This brief note tells what I know about General Semantics. It was posted on the Yahoo! A. E. van Vogt club site recently. Van used General Semantics concepts in his Null-A novels.
Here is the unedited post:
I can tell you a little about General Semantics. It's a term that strictly applies to the theories and works of Alfred Korzybski, and not to semantics in general, though it's sometimes used that way.
Science and Sanity is Korzybski's most ambitious and most famous work. I think it originally came out in the 1930s, maybe even earlier. I read part of this a few decades ago; it's very tough going, and some of it will seem nonsensical to most readers. I particularly remember Korzybski's claims for the importance of the "structural differential," a device or object that is supposed to teach children about G.S. I don't recall having heard anything more about this object outside of the book itself, and I think a lot of people would find it completely preposterous. I wasn't quite that rejecting of it, and given my later understanding of Montessori's methods, I'm not sure Korzybski was absolutely wrong.
S. I. Hayakawa is doubtless the most well-known figure in G.S. after Korzybski. He wrote the popular book Language in Thought and Action, which focuses on the semantics aspect of G.S. I think Wendell Phillips's book, People in Quandaries (sp?), is also based on G.S.
Korzybski claimed to be a Polish count. He and Science and Sanity are much quoted and cited.

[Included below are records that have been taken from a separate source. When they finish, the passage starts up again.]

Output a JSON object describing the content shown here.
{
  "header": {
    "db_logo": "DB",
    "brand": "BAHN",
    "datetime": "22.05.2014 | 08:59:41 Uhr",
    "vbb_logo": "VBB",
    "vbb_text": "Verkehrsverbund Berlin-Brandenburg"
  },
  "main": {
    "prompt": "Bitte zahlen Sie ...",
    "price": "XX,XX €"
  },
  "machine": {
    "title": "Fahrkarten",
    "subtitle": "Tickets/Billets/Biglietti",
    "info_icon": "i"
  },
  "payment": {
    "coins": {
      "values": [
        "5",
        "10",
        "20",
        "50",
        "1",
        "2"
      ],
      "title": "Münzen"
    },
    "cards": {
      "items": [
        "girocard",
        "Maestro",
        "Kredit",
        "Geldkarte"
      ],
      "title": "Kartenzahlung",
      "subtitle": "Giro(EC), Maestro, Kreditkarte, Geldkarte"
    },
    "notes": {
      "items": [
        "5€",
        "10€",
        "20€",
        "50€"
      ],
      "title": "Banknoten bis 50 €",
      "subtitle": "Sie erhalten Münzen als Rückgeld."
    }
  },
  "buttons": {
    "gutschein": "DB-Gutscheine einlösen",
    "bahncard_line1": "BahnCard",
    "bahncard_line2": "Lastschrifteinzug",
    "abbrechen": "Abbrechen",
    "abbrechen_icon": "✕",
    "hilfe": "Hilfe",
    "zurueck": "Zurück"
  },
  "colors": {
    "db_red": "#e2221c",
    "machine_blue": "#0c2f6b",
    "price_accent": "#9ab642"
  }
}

I think it is sometimes claimed that what's new about G.S. isn't any good, and what's good isn't new. There may be a large grain of truth to this charge, but I think G.S. has done much to popularize superior thinking habits. There was a Non-Aristotelian Society in existence a while back, and they may still be in operation. I never joined because it was too expensive for my lifestyle. They (or someone) published a magazine, titled Etc., which Hayakawa edited for a while. Don't know whether they're still in existence.

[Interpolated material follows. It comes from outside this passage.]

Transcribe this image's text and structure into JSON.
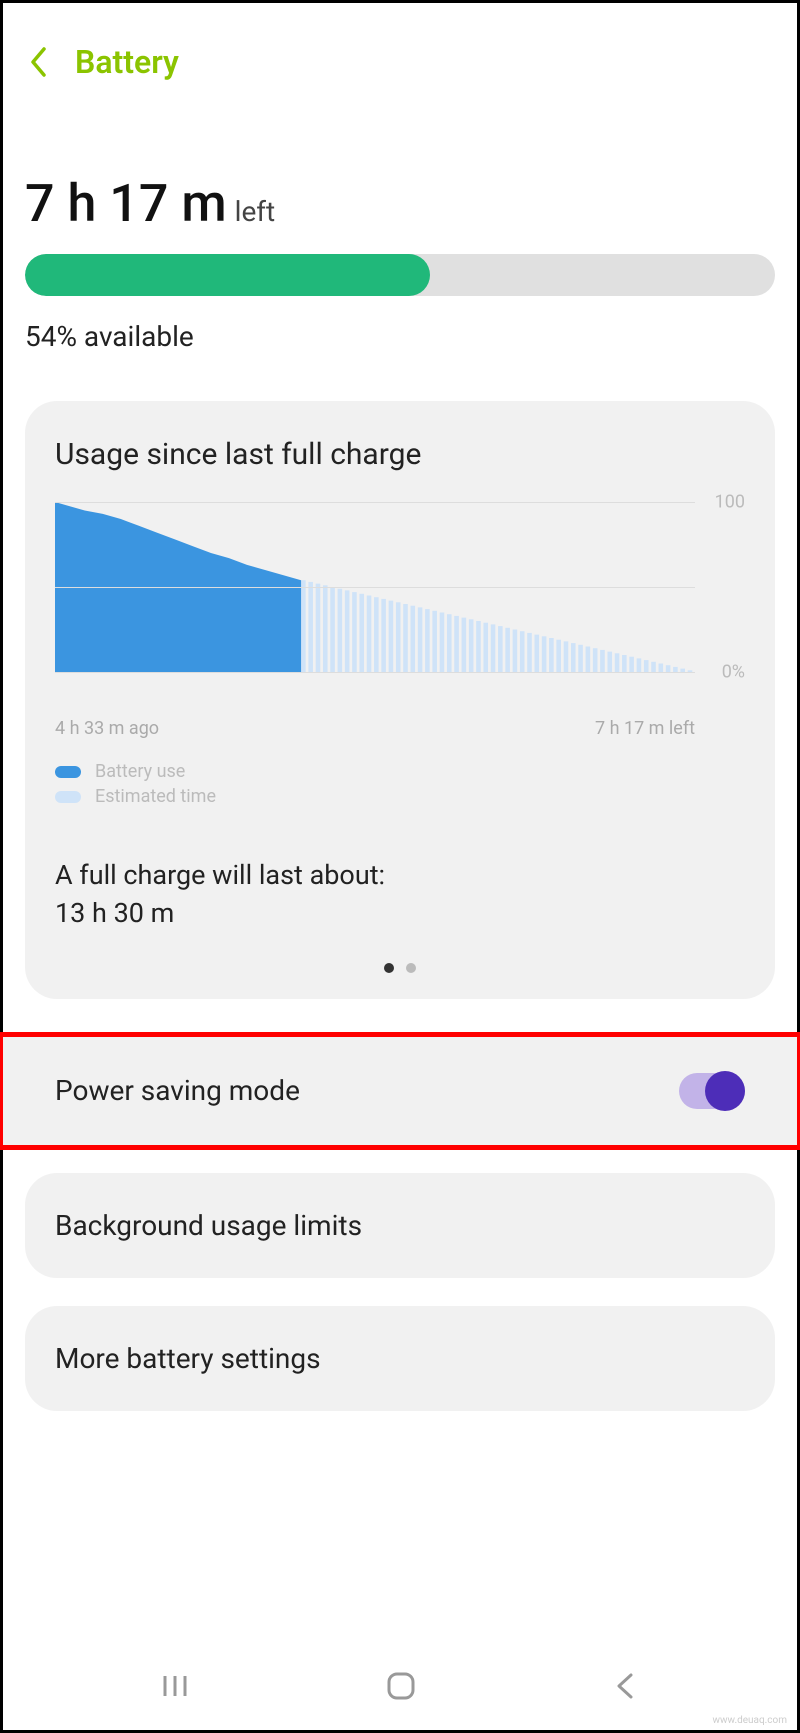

I think there's a link in our list that relates to G.S. If you want to pursue the subject, that might be a good place to start, or do a search on any of the terms or names I've mentioned here. I haven't done any research for this note, being too lazy, so I apologize for its inadequacies.